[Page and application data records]
==============================
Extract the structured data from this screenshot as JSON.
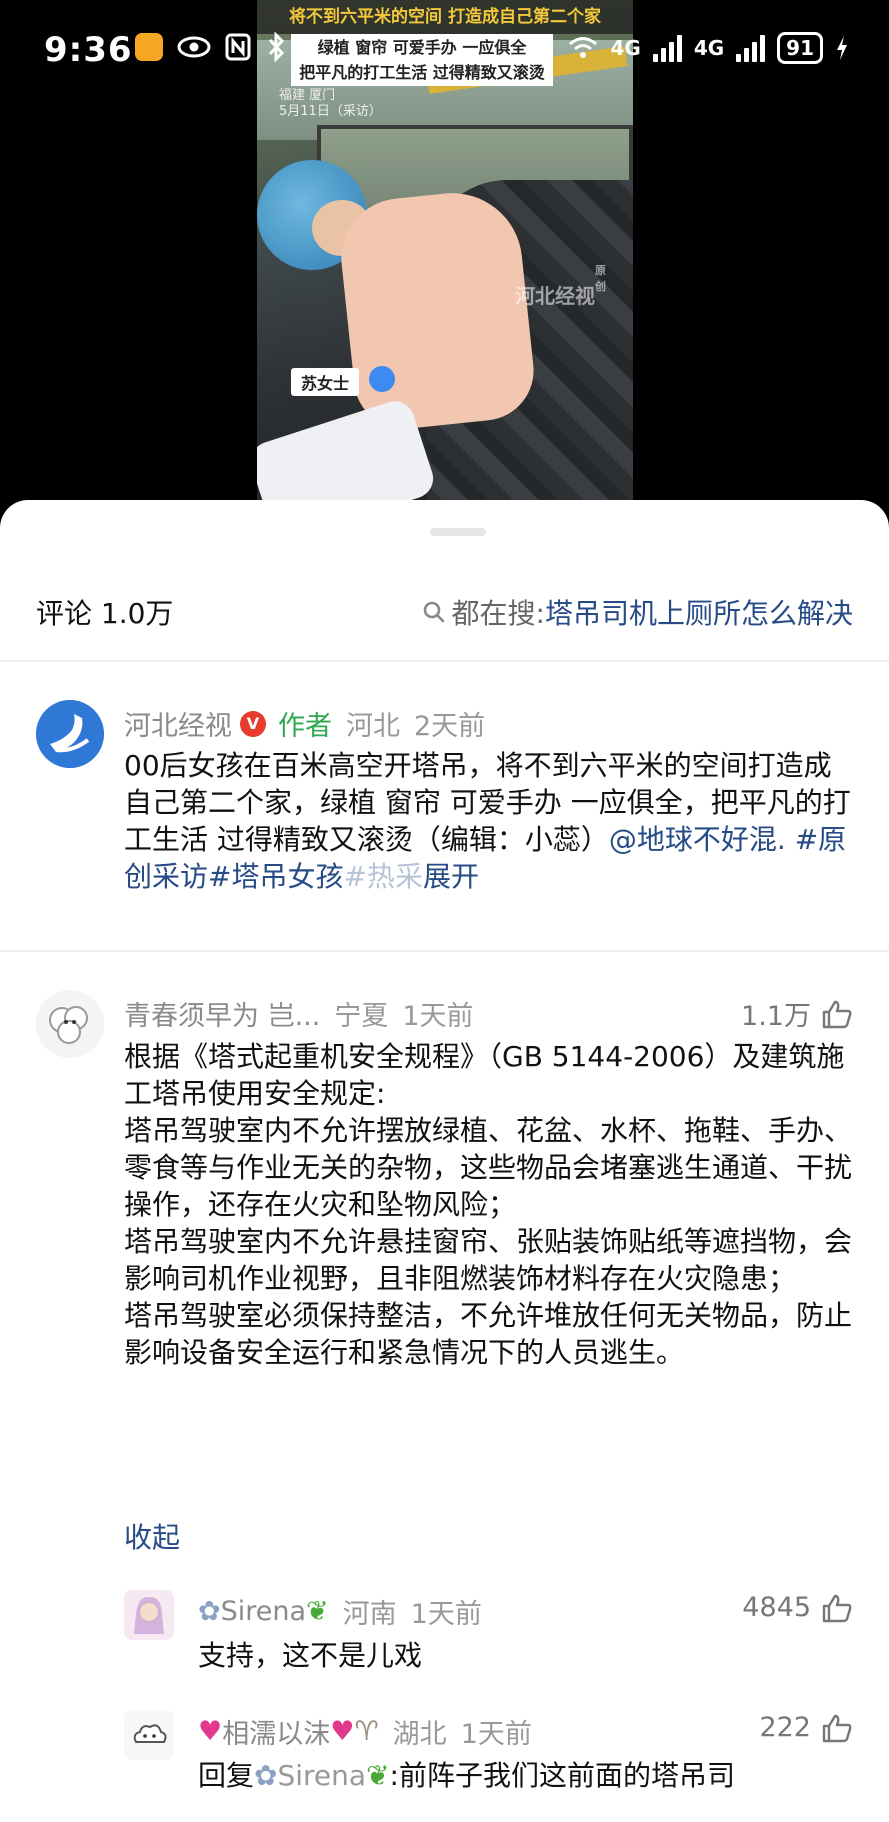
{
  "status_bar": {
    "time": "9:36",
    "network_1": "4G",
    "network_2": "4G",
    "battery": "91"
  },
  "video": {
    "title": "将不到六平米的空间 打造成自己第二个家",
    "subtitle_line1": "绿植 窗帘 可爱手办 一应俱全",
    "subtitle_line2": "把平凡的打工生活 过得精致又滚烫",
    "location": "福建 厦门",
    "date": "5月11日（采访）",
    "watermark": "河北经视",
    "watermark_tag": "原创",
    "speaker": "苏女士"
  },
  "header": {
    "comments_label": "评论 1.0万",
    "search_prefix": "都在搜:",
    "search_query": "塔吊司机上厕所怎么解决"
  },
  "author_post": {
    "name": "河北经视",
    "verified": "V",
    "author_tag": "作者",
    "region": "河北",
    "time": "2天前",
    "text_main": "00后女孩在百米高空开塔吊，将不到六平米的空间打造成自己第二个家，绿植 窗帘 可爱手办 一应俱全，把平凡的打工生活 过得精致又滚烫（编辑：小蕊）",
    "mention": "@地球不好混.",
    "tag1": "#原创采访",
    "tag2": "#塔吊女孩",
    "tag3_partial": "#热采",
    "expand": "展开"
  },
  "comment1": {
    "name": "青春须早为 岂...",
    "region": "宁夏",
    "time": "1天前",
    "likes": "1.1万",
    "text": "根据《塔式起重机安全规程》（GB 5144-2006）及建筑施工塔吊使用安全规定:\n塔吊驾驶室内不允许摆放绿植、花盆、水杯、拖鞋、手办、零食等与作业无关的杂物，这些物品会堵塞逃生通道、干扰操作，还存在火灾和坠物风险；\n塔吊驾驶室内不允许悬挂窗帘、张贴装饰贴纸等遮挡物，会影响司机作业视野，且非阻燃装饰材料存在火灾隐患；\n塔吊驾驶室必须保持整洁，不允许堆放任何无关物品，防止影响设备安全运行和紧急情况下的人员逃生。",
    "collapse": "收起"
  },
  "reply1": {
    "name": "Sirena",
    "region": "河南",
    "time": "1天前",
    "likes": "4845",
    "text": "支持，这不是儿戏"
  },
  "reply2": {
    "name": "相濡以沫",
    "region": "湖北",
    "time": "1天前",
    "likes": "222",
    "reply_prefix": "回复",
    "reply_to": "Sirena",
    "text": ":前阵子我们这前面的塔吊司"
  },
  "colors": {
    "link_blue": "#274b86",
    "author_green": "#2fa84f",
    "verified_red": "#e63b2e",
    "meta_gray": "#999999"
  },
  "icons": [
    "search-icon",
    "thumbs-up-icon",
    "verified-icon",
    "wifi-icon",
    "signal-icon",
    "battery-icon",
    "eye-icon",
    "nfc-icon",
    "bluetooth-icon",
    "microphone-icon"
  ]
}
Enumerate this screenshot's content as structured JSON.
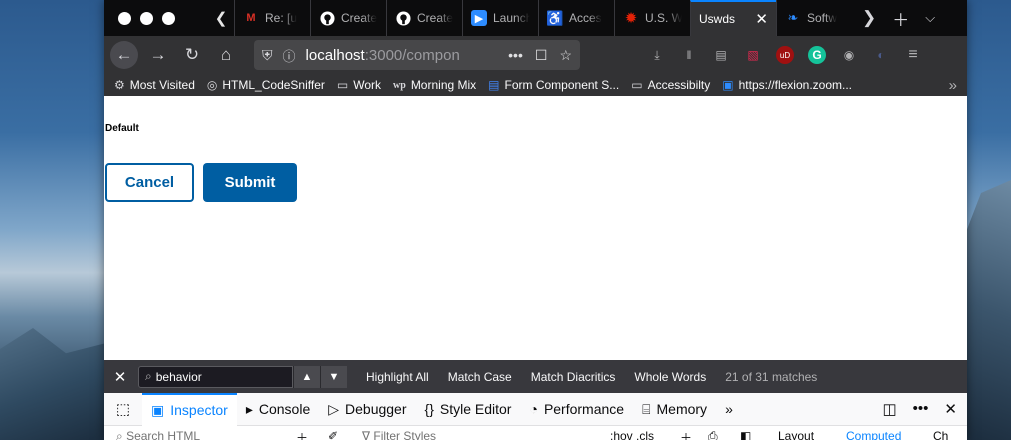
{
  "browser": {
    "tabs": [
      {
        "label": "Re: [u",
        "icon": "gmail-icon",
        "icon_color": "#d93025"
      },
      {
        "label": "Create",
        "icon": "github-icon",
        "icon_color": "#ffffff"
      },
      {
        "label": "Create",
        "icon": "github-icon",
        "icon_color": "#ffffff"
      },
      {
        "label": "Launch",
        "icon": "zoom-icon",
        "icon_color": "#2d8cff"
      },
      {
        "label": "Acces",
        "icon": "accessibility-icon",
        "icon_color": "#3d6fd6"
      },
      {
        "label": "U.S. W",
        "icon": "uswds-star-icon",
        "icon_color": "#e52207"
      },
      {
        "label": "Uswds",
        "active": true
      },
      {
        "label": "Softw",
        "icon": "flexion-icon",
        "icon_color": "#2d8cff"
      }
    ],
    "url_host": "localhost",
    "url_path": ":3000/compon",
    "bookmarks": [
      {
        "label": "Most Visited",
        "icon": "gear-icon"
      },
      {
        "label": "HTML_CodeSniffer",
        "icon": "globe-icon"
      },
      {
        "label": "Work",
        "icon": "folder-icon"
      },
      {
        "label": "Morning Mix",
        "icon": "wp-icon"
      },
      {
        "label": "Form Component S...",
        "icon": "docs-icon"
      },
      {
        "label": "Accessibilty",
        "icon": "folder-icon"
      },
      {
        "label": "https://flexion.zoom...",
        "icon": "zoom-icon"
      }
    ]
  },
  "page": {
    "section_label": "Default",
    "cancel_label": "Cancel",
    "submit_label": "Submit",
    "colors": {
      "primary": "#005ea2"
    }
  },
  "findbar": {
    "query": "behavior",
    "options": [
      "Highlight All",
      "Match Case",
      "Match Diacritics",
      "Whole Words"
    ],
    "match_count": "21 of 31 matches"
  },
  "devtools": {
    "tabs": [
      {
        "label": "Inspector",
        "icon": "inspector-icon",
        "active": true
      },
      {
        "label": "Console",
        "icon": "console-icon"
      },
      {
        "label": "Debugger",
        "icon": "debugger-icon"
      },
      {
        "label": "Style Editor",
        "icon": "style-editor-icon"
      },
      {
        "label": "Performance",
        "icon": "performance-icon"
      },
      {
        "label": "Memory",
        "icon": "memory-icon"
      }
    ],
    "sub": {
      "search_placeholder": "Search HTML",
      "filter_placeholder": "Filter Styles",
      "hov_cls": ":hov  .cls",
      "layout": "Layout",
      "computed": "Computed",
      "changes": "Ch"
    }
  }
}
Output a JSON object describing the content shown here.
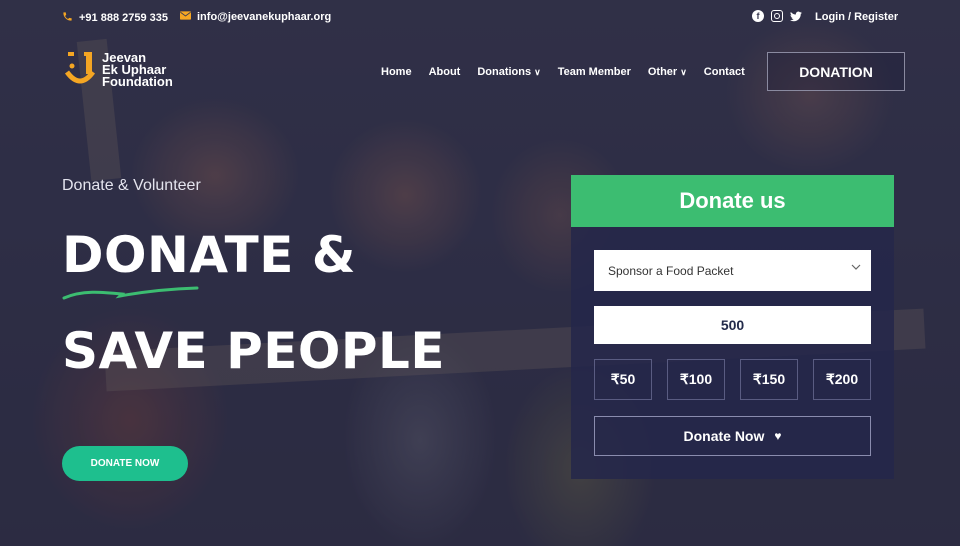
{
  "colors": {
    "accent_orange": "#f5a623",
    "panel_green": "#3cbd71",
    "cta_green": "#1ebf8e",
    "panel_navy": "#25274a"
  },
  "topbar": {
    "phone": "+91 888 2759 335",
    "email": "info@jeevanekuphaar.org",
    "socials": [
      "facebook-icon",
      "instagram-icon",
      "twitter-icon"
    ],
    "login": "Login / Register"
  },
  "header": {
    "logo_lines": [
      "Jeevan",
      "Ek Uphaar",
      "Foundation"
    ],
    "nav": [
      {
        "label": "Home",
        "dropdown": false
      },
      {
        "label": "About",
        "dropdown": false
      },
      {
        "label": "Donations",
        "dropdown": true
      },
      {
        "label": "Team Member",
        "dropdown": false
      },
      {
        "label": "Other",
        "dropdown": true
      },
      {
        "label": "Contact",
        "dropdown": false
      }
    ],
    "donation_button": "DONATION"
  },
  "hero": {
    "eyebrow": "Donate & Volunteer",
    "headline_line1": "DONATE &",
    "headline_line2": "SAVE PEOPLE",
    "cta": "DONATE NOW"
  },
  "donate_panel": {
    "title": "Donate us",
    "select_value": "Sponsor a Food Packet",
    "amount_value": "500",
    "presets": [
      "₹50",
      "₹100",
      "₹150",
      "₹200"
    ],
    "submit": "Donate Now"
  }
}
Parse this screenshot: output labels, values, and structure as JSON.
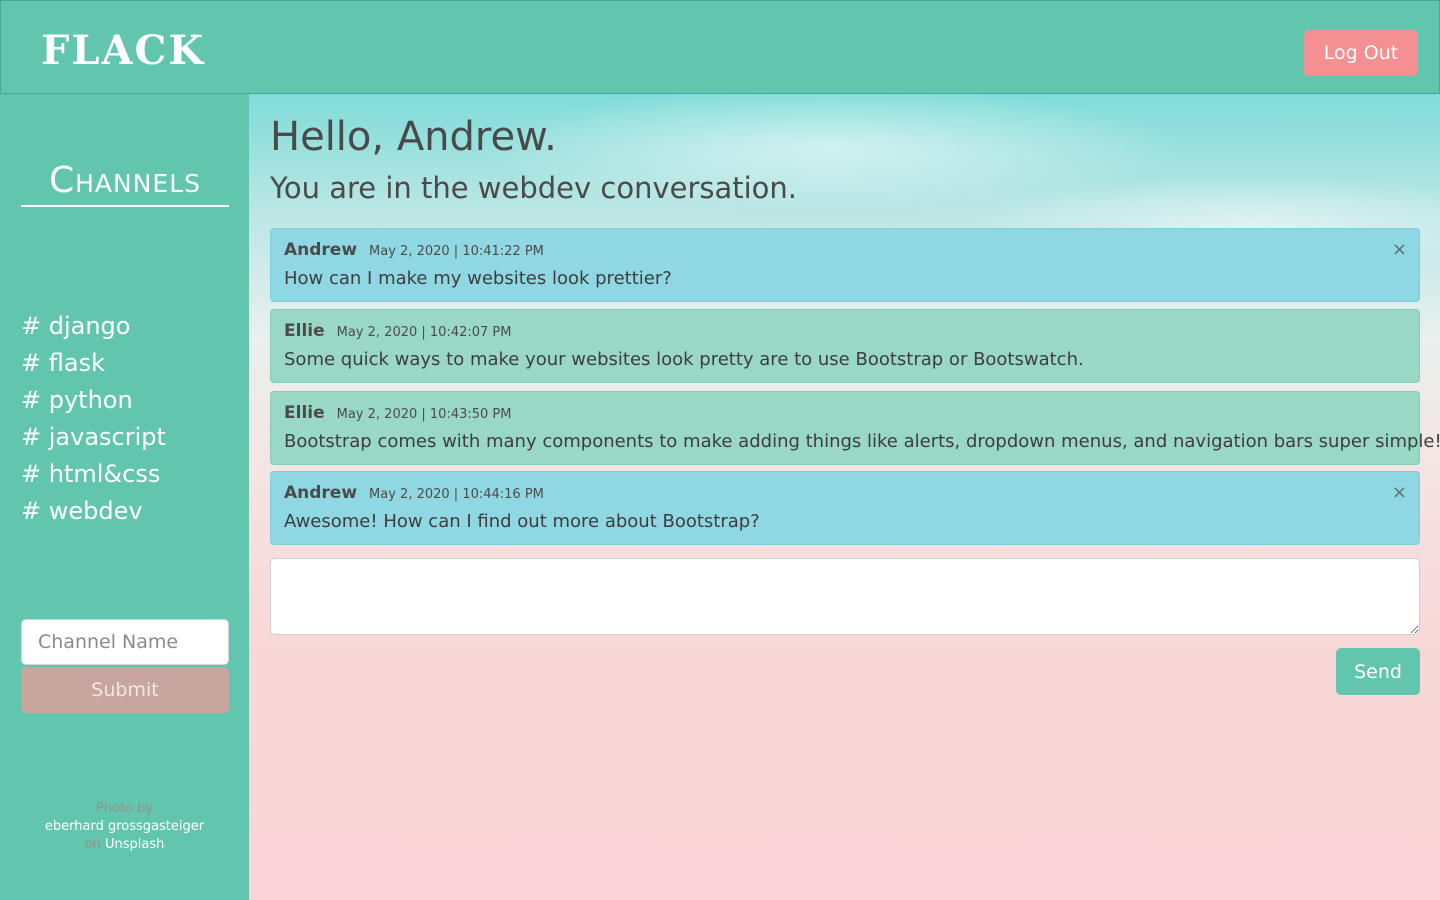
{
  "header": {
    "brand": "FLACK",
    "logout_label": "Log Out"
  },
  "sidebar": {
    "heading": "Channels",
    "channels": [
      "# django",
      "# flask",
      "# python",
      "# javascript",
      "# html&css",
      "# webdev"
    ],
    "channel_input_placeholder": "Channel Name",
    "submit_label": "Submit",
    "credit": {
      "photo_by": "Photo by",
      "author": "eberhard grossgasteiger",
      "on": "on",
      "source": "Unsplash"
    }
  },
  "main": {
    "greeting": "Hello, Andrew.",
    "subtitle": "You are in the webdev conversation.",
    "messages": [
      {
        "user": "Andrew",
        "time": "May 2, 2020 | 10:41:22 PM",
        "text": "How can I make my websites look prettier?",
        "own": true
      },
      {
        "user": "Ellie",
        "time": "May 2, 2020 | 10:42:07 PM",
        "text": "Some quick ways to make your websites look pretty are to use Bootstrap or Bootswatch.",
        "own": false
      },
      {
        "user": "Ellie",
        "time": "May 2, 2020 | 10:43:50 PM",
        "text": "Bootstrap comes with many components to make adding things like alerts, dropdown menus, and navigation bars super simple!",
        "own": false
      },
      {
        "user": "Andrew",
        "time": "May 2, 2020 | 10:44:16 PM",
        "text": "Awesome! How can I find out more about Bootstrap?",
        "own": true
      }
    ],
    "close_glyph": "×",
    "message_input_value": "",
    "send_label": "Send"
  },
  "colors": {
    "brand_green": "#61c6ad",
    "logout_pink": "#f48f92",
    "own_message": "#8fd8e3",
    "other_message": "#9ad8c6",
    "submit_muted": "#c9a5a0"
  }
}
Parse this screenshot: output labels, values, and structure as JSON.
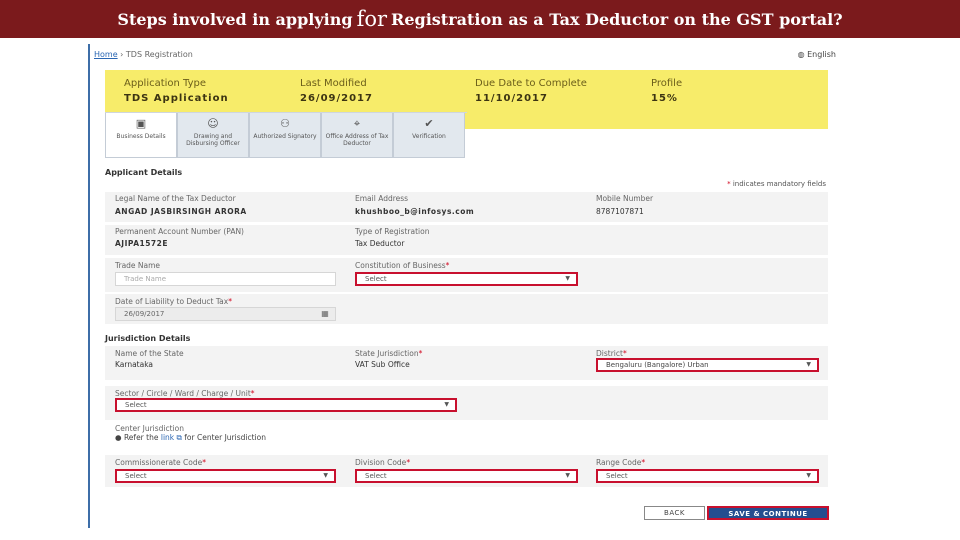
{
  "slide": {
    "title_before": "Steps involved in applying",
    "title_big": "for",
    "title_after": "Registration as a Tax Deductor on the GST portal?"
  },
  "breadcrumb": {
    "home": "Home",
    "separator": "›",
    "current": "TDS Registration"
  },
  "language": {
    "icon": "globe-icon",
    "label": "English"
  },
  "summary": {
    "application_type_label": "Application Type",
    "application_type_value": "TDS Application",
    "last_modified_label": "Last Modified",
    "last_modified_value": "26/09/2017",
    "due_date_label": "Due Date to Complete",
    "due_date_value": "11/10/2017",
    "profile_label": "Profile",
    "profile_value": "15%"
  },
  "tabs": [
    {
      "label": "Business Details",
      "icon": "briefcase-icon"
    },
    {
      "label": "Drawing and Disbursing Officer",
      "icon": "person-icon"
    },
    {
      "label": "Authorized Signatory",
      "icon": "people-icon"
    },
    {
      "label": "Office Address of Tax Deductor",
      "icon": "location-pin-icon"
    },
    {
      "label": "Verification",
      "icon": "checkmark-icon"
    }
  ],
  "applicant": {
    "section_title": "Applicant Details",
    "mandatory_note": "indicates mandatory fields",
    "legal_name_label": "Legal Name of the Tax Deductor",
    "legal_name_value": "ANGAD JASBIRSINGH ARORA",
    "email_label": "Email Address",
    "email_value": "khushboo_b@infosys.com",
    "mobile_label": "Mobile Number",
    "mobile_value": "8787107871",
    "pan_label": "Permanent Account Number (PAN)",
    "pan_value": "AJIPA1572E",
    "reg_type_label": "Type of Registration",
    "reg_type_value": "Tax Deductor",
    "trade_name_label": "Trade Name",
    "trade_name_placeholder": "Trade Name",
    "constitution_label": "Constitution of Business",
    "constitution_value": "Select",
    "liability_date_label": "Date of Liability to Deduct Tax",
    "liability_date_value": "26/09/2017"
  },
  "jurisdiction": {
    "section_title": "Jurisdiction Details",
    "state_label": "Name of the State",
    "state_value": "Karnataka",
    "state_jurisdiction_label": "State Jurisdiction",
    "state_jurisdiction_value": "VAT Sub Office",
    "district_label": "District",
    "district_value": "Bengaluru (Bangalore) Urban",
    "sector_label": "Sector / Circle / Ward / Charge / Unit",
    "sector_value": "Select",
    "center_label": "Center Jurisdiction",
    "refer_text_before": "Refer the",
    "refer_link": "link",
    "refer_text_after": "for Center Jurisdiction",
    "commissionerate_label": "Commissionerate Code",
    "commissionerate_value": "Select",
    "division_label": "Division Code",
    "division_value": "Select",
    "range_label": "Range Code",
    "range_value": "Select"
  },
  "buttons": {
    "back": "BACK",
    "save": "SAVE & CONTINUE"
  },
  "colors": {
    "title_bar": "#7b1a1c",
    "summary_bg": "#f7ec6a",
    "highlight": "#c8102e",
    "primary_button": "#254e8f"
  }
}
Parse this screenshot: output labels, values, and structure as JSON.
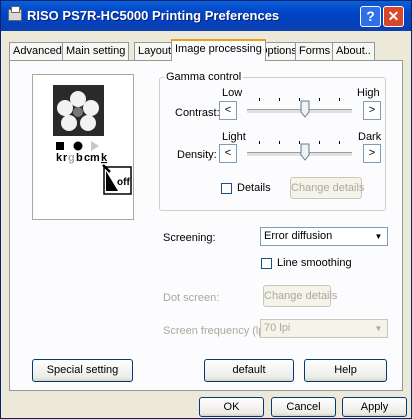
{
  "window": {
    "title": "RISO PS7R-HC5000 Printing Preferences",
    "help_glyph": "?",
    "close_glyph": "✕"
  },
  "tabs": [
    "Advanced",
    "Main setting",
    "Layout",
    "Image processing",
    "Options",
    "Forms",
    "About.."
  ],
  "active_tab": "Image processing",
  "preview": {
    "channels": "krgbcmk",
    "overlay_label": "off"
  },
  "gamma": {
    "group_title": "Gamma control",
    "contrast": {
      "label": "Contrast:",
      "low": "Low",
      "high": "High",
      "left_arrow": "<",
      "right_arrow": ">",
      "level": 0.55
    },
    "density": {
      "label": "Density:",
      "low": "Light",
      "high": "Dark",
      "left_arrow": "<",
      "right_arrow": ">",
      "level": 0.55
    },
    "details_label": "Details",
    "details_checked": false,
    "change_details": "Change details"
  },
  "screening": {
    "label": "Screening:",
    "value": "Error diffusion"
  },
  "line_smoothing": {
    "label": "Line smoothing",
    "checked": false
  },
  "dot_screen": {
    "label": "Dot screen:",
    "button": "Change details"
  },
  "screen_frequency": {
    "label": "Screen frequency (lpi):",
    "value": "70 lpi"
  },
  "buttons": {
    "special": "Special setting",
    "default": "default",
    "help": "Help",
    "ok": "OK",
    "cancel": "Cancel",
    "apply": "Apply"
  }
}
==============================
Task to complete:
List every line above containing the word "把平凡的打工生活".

Written reply:
    "subtitle_line2": "把平凡的打工生活 过得精致又滚烫",
    "text_main": "00后女孩在百米高空开塔吊，将不到六平米的空间打造成自己第二个家，绿植 窗帘 可爱手办 一应俱全，把平凡的打工生活 过得精致又滚烫（编辑：小蕊）",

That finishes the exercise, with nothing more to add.